daily basis), and on preventing abduction. Both of these articles list similar
good tips to give to your kids regarding strangers.
of parents shared different experiences we’ve had when a child got lost for a
short time in public, and we all agreed this can be terrifying for us
(nevermind for our kids!) Some general strategies and tips that came out of
this conversation include the following:
·Put your contact information somewhere onyour child when going to a busy place
(airports, amusement parks, etc.)in
case you get separated and your child is too small or upset to be able to tell
someone how to reach you.This could be
just slip of paper in a pocket, or there are actually dogtags, bracelets, and
other jewelry-type things that can be bought for this purpose.
·Teach kids to look for “helpers” when needed:
police/someone in a uniform, another parent, etc.
·Teach your kids that it’s okay to ask questions
of an adult, especially if that adult says they are supposed to come with them.
They can ask “what’s my mom’s first and middle name?” or similar questions.
Sometimes we teach our kids so much about being polite that they may not feel
empowered to question an authority figure.
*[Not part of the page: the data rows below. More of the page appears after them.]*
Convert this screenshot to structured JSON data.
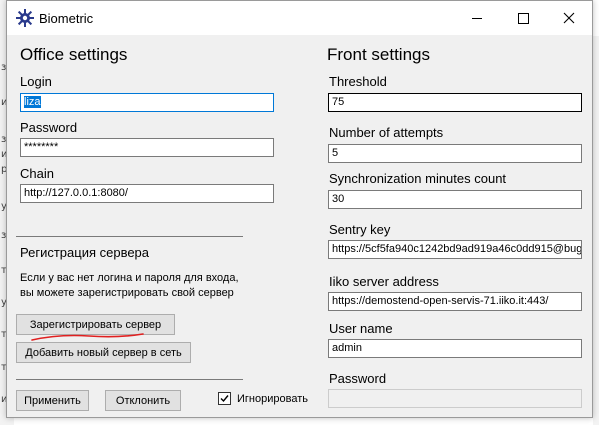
{
  "window": {
    "title": "Biometric",
    "icon": "gear-icon"
  },
  "office": {
    "heading": "Office settings",
    "login_label": "Login",
    "login_value": "liza",
    "password_label": "Password",
    "password_value": "********",
    "chain_label": "Chain",
    "chain_value": "http://127.0.0.1:8080/",
    "registration_heading": "Регистрация сервера",
    "registration_hint_line1": "Если у вас нет логина и пароля для входа,",
    "registration_hint_line2": "вы можете зарегистрировать свой сервер",
    "register_button": "Зарегистрировать сервер",
    "add_server_button": "Добавить новый сервер в сеть"
  },
  "front": {
    "heading": "Front settings",
    "threshold_label": "Threshold",
    "threshold_value": "75",
    "attempts_label": "Number of attempts",
    "attempts_value": "5",
    "sync_label": "Synchronization minutes count",
    "sync_value": "30",
    "sentry_label": "Sentry key",
    "sentry_value": "https://5cf5fa940c1242bd9ad919a46c0dd915@bug",
    "iiko_label": "Iiko server address",
    "iiko_value": "https://demostend-open-servis-71.iiko.it:443/",
    "username_label": "User name",
    "username_value": "admin",
    "password_label": "Password",
    "password_value": ""
  },
  "footer": {
    "apply_button": "Применить",
    "cancel_button": "Отклонить",
    "ignore_label": "Игнорировать",
    "ignore_checked": true
  },
  "background": {
    "edge_chars": [
      "з",
      "и",
      "з",
      "и",
      "р",
      "у",
      "з",
      "т",
      "у",
      "т",
      "т",
      "и"
    ]
  },
  "colors": {
    "accent": "#0078d7",
    "annotation": "#e02020"
  }
}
Of course, if the person is
legitimate he or she will have no problem answering questions and will not be
annoyed/angered by this action.
·Kids can sometimes have an inflated sense of
their own power or “toughness” (as in: ‘if anyone tries to mess with me I’ll
just karate kick them!’) You might need to explain and/or model just how easy
it can be for an adult to overpower a kid just due to body size.
·Open the discussion with your kids by talking
about what they would do in case of an emergency (call 911), and what constitutes
·MPD has good information on their website at http://mpdc.dc.gov/ regarding safety; they also
have a link to the sex offender registry, where you can see the map of
offenders who may live in your area (scary thought, but true).
·Of course, keeping communication open with your
child and making sure they feel comfortable talking to you about strangers,
their body, their fears, etc. is crucial.
Please check out the articles below and feel free to add your own tips or questions in the comments section! Hope you see you at our next group!